- _Stored data entries_

************

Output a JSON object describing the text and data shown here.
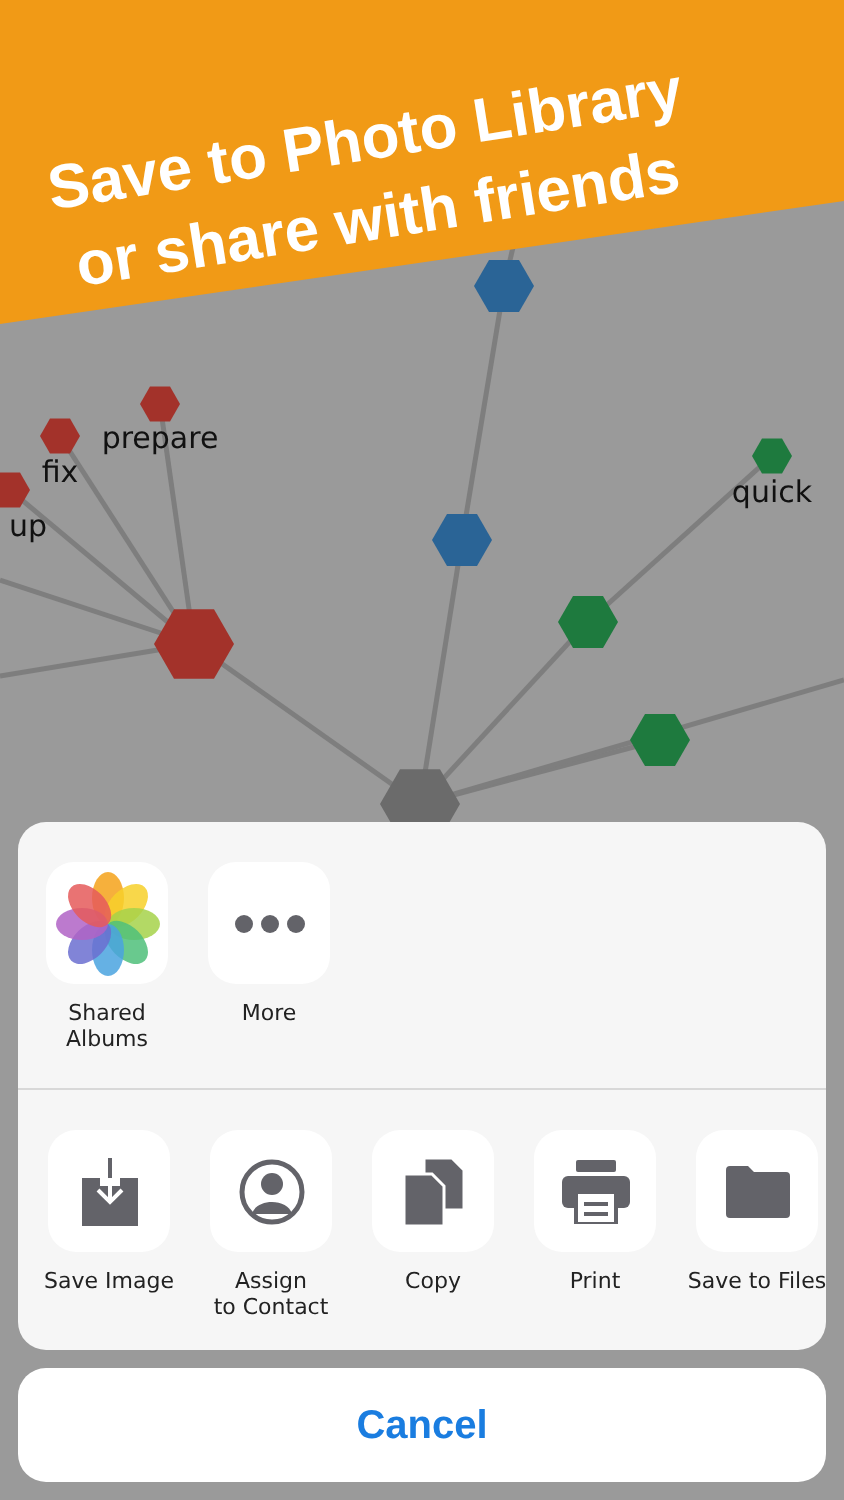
{
  "banner": {
    "lines": [
      "Save to Photo Library",
      "or share with friends"
    ]
  },
  "graph": {
    "nodes": [
      {
        "color": "#6b6b6b"
      },
      {
        "color": "#2a6496"
      },
      {
        "color": "#2a6496"
      },
      {
        "color": "#1e7a3e"
      },
      {
        "color": "#1e7a3e"
      },
      {
        "color": "#1e7a3e",
        "label": "quick"
      },
      {
        "color": "#a3322a"
      },
      {
        "color": "#a3322a",
        "label": "prepare"
      },
      {
        "color": "#a3322a",
        "label": "fix"
      },
      {
        "color": "#a3322a",
        "label": "up"
      }
    ]
  },
  "share_sheet": {
    "apps": [
      {
        "kind": "photos",
        "lines": [
          "Shared",
          "Albums"
        ]
      },
      {
        "kind": "more",
        "lines": [
          "More"
        ]
      }
    ],
    "actions": [
      {
        "kind": "save",
        "lines": [
          "Save Image"
        ]
      },
      {
        "kind": "contact",
        "lines": [
          "Assign",
          "to Contact"
        ]
      },
      {
        "kind": "copy",
        "lines": [
          "Copy"
        ]
      },
      {
        "kind": "print",
        "lines": [
          "Print"
        ]
      },
      {
        "kind": "files",
        "lines": [
          "Save to Files"
        ]
      }
    ]
  },
  "cancel_button": "Cancel"
}
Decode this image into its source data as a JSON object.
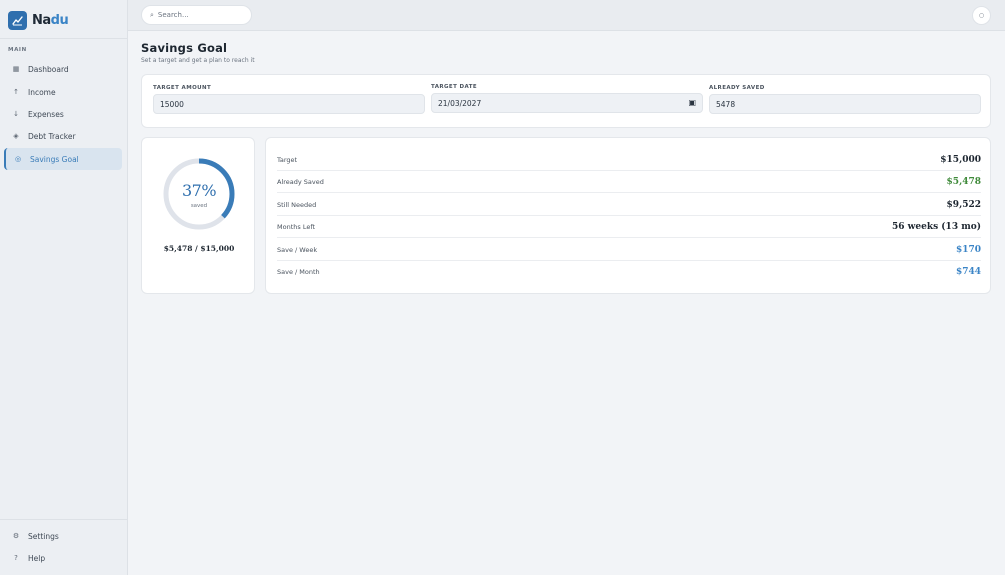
{
  "brand": {
    "name_part1": "Na",
    "name_part2": "du",
    "logo_icon": "trend-chart-icon",
    "accent": "#3a84c6"
  },
  "sidebar": {
    "section_label": "MAIN",
    "items": [
      {
        "label": "Dashboard",
        "icon": "grid-icon",
        "glyph": "▦"
      },
      {
        "label": "Income",
        "icon": "arrow-up-icon",
        "glyph": "↑"
      },
      {
        "label": "Expenses",
        "icon": "arrow-down-icon",
        "glyph": "↓"
      },
      {
        "label": "Debt Tracker",
        "icon": "diamond-icon",
        "glyph": "◈"
      },
      {
        "label": "Savings Goal",
        "icon": "target-icon",
        "glyph": "◎",
        "active": true
      }
    ],
    "footer_items": [
      {
        "label": "Settings",
        "icon": "gear-icon",
        "glyph": "⚙"
      },
      {
        "label": "Help",
        "icon": "question-icon",
        "glyph": "?"
      }
    ]
  },
  "topbar": {
    "search_placeholder": "Search...",
    "search_glyph": "⌕",
    "user_glyph": "○"
  },
  "page": {
    "title": "Savings Goal",
    "subtitle": "Set a target and get a plan to reach it"
  },
  "inputs": {
    "target_amount": {
      "label": "TARGET AMOUNT",
      "value": "15000"
    },
    "target_date": {
      "label": "TARGET DATE",
      "value": "21/03/2027",
      "glyph": "▣"
    },
    "already_saved": {
      "label": "ALREADY SAVED",
      "value": "5478"
    }
  },
  "progress": {
    "percent_label": "37%",
    "fraction": 0.37,
    "sub_label": "saved",
    "total_label": "$5,478 / $15,000",
    "ring_color": "#3a7cb8",
    "track_color": "#dfe3ea"
  },
  "stats": [
    {
      "label": "Target",
      "value": "$15,000",
      "tone": "default"
    },
    {
      "label": "Already Saved",
      "value": "$5,478",
      "tone": "green"
    },
    {
      "label": "Still Needed",
      "value": "$9,522",
      "tone": "default"
    },
    {
      "label": "Months Left",
      "value": "56 weeks (13 mo)",
      "tone": "default"
    },
    {
      "label": "Save / Week",
      "value": "$170",
      "tone": "blue"
    },
    {
      "label": "Save / Month",
      "value": "$744",
      "tone": "blue"
    }
  ],
  "colors": {
    "green": "#3f8a3a",
    "blue": "#3a84c6",
    "active_bg": "#d9e4ef"
  }
}
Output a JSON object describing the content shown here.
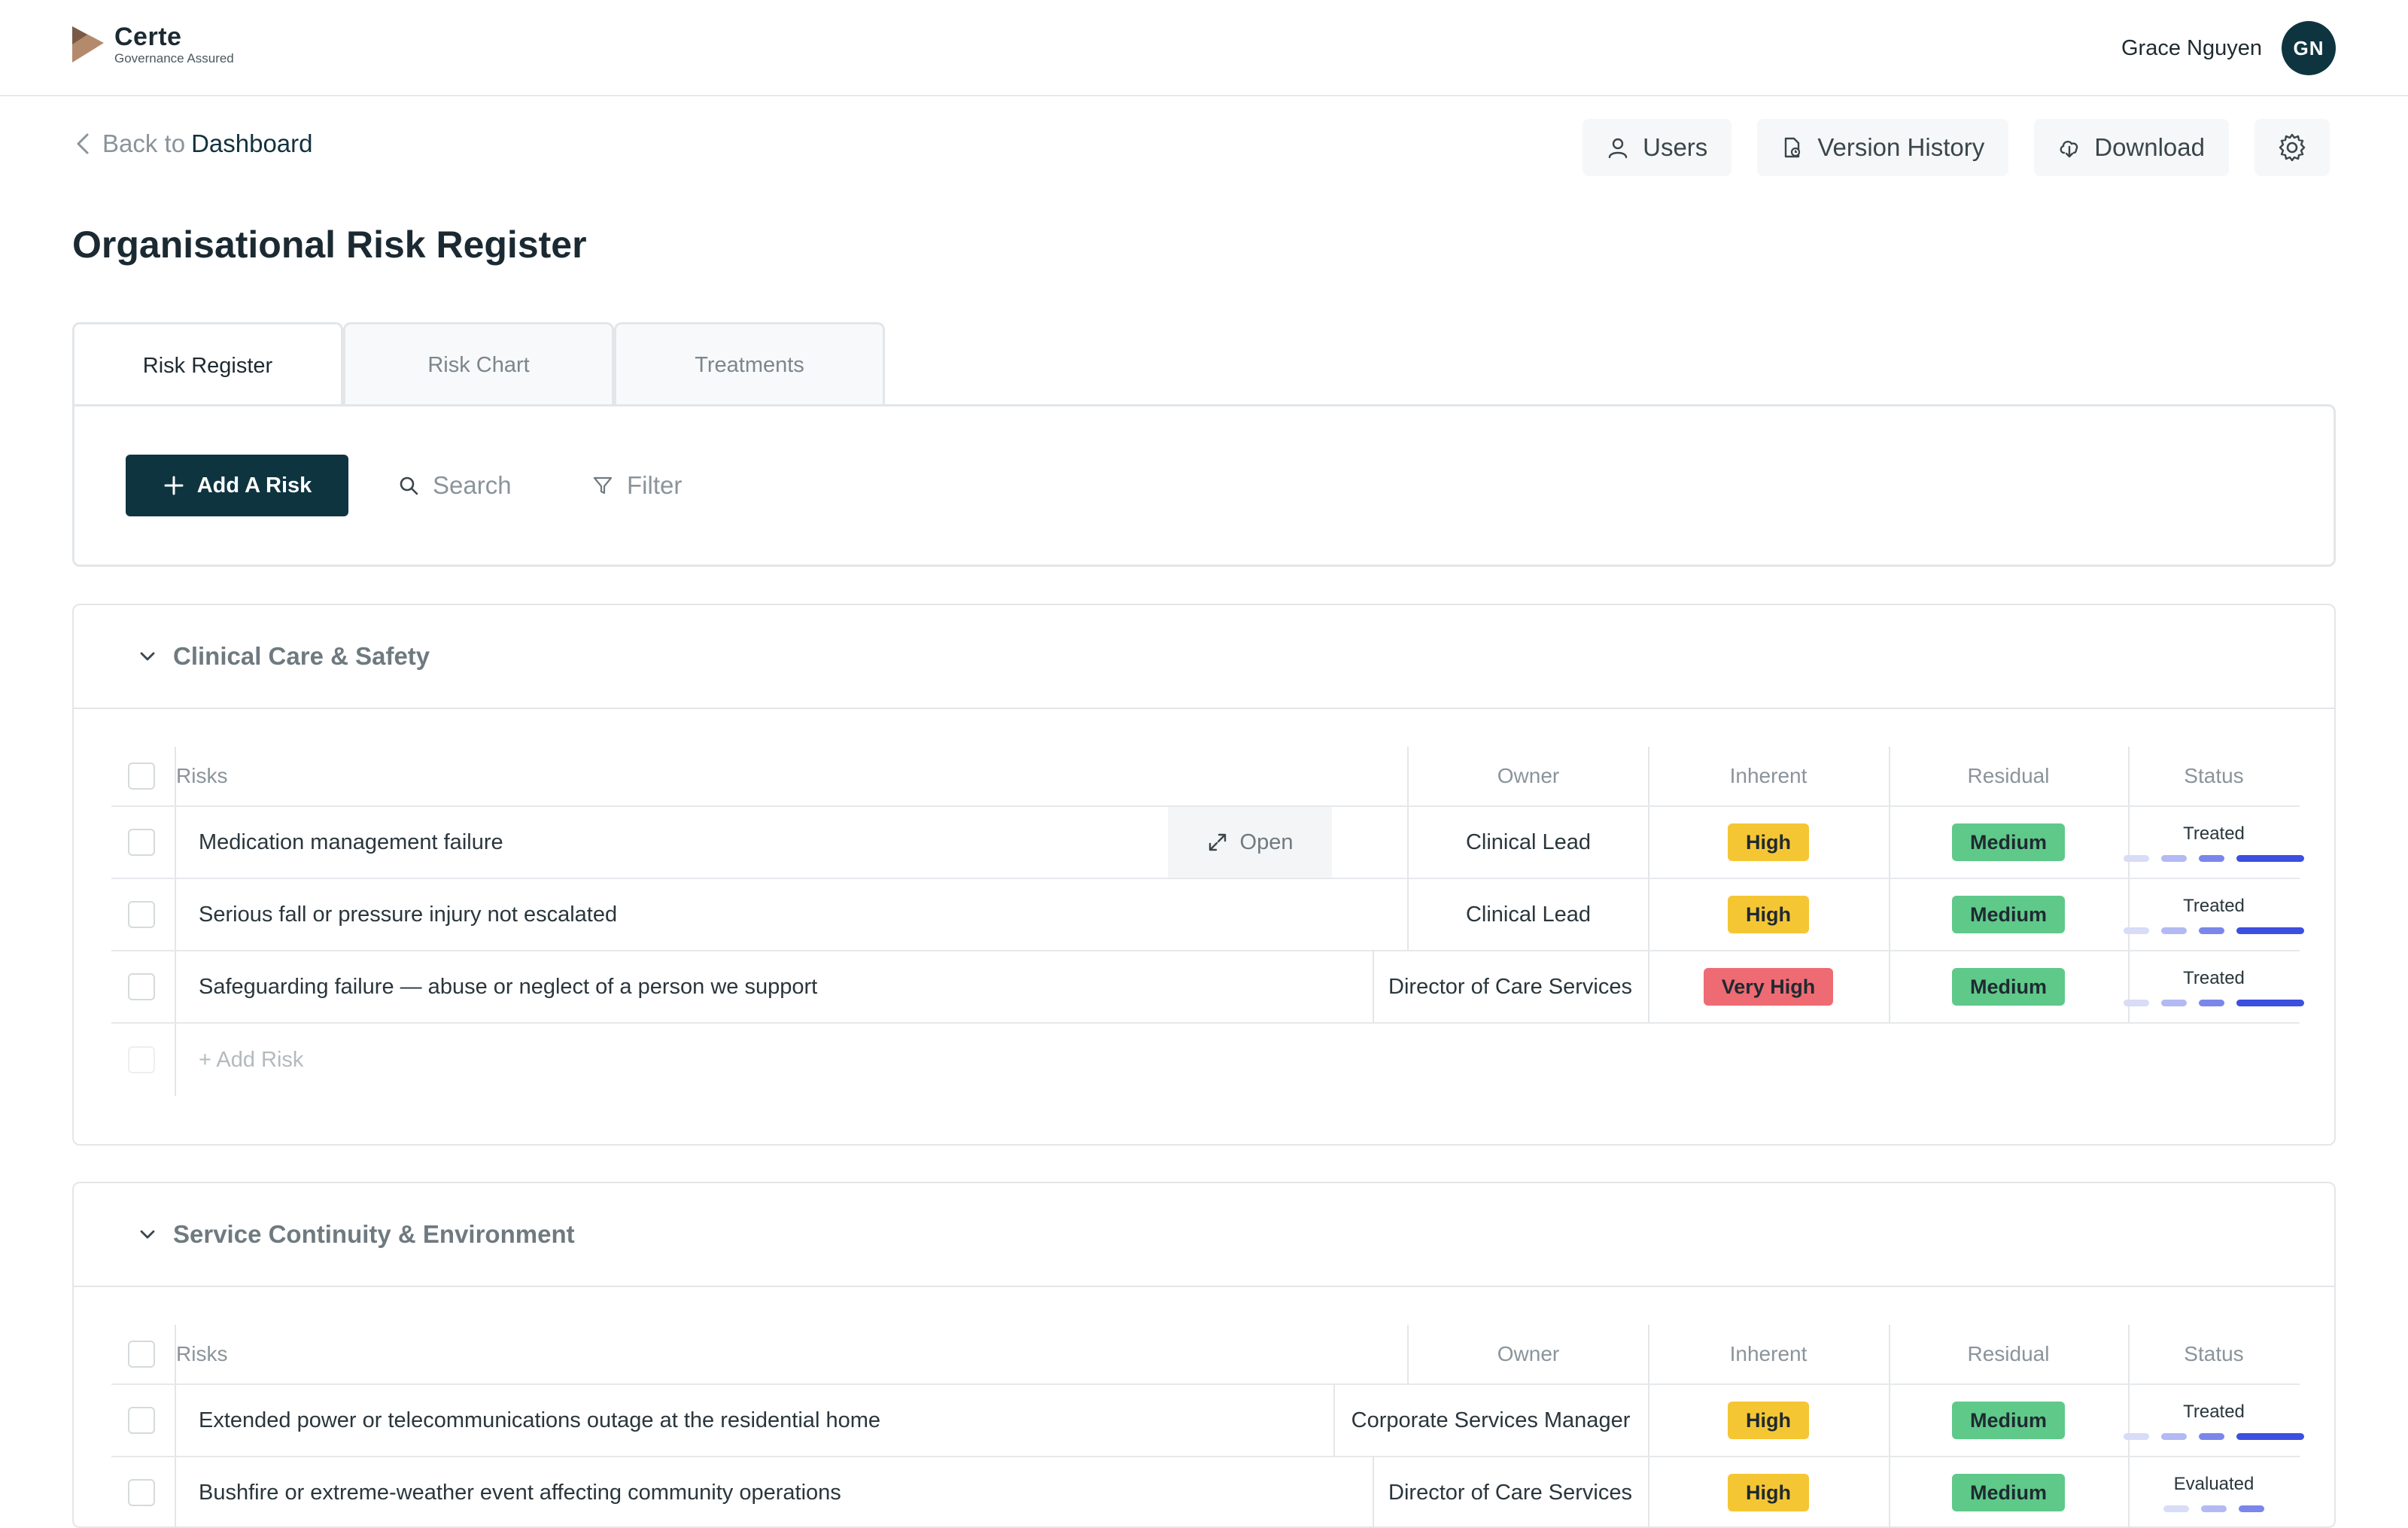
{
  "app": {
    "name": "Certe",
    "tagline": "Governance Assured"
  },
  "user": {
    "name": "Grace Nguyen",
    "initials": "GN"
  },
  "nav": {
    "back_prefix": "Back to",
    "back_link": "Dashboard"
  },
  "actions": {
    "users": "Users",
    "version_history": "Version History",
    "download": "Download"
  },
  "page": {
    "title": "Organisational Risk Register"
  },
  "tabs": [
    {
      "label": "Risk Register",
      "active": true
    },
    {
      "label": "Risk Chart",
      "active": false
    },
    {
      "label": "Treatments",
      "active": false
    }
  ],
  "toolbar": {
    "add_risk": "Add A Risk",
    "search": "Search",
    "filter": "Filter"
  },
  "table_headers": {
    "risks": "Risks",
    "owner": "Owner",
    "inherent": "Inherent",
    "residual": "Residual",
    "status": "Status"
  },
  "open_label": "Open",
  "sections": [
    {
      "title": "Clinical Care & Safety",
      "add_row": "+ Add Risk",
      "rows": [
        {
          "risk": "Medication management failure",
          "owner": "Clinical Lead",
          "inherent": "High",
          "residual": "Medium",
          "status": "Treated"
        },
        {
          "risk": "Serious fall or pressure injury not escalated",
          "owner": "Clinical Lead",
          "inherent": "High",
          "residual": "Medium",
          "status": "Treated"
        },
        {
          "risk": "Safeguarding failure — abuse or neglect of a person we support",
          "owner": "Director of Care Services",
          "inherent": "Very High",
          "residual": "Medium",
          "status": "Treated"
        }
      ]
    },
    {
      "title": "Service Continuity & Environment",
      "rows": [
        {
          "risk": "Extended power or telecommunications outage at the residential home",
          "owner": "Corporate Services Manager",
          "inherent": "High",
          "residual": "Medium",
          "status": "Treated"
        },
        {
          "risk": "Bushfire or extreme-weather event affecting community operations",
          "owner": "Director of Care Services",
          "inherent": "High",
          "residual": "Medium",
          "status": "Evaluated"
        }
      ]
    }
  ],
  "colors": {
    "primary": "#0e3440",
    "high": "#f5c634",
    "very_high": "#ee6b74",
    "medium": "#5fc98a",
    "progress": "#3b4fe0"
  }
}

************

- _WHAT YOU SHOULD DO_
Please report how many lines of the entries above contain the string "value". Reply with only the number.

- _ANSWER TO THE EXERCISE_
9